Every line below that has the string "контроль" needs to be copied.
══ Supplied information
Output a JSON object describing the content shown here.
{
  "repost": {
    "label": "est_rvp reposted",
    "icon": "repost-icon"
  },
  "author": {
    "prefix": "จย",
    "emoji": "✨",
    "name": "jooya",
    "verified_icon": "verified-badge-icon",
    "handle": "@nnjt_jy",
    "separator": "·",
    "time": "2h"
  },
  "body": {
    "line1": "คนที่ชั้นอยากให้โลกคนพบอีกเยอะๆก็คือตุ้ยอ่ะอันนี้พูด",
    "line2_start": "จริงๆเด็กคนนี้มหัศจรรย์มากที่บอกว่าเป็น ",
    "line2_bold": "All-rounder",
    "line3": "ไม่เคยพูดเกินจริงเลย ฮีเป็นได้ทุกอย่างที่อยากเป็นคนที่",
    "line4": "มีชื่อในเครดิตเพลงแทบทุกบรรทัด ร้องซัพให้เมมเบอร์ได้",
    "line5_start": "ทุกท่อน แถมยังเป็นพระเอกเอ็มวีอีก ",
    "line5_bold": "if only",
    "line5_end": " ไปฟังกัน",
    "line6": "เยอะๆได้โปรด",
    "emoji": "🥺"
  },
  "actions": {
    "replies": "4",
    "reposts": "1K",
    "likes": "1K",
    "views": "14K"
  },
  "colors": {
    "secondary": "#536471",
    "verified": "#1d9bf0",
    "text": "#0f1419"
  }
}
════
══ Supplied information
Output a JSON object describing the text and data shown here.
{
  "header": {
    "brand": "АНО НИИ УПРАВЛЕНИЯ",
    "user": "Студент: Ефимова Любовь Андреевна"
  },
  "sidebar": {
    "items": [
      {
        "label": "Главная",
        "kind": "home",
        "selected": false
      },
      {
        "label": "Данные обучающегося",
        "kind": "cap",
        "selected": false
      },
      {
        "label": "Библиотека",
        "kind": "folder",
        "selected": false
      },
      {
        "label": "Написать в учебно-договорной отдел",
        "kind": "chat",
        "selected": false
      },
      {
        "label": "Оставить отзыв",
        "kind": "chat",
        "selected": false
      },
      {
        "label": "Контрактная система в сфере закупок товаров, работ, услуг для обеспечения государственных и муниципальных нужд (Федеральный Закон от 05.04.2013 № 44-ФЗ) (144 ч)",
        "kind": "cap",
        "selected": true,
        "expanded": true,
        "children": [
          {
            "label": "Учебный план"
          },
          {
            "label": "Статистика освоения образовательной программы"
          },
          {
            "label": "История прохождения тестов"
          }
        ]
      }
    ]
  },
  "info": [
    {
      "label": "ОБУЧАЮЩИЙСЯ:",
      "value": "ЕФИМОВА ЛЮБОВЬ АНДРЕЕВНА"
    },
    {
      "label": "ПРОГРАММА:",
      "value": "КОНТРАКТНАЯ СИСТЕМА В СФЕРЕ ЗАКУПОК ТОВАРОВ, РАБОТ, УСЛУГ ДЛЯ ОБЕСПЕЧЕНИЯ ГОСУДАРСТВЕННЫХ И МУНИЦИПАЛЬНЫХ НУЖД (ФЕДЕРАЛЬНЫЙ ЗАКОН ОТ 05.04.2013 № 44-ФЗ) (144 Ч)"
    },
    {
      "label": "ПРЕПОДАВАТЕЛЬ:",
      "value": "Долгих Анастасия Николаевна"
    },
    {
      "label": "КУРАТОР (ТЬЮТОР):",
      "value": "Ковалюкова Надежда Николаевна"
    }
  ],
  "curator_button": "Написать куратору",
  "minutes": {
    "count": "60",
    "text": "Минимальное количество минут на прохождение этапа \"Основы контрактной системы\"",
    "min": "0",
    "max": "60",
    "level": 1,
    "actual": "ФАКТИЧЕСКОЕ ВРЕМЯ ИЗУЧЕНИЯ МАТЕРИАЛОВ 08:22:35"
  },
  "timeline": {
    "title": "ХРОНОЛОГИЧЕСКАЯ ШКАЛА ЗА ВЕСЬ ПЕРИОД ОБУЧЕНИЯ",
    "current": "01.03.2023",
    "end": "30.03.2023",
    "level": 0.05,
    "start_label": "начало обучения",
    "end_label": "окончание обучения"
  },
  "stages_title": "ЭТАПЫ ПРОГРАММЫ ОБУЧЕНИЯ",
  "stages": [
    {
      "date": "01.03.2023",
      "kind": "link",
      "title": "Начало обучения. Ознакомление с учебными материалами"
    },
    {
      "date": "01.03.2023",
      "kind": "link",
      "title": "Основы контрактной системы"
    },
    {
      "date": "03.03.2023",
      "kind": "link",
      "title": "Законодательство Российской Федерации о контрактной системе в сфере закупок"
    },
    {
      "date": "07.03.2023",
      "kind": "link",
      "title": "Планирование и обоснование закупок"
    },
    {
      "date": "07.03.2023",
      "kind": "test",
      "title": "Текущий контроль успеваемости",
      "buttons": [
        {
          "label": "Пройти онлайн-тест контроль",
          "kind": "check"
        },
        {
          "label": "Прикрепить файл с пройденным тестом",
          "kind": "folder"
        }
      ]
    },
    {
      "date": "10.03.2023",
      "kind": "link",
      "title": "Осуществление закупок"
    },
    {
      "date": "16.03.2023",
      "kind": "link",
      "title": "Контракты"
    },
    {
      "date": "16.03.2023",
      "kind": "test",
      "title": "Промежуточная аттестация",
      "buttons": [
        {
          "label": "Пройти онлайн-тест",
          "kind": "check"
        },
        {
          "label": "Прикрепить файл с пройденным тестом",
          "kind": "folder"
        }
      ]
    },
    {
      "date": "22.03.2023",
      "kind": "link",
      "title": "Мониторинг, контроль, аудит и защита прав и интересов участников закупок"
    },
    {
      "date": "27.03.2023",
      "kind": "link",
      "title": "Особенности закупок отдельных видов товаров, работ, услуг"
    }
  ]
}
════
- Task result -
      "title": "Текущий контроль успеваемости",
          "label": "Пройти онлайн-тест контроль",
      "title": "Мониторинг, контроль, аудит и защита прав и интересов участников закупок"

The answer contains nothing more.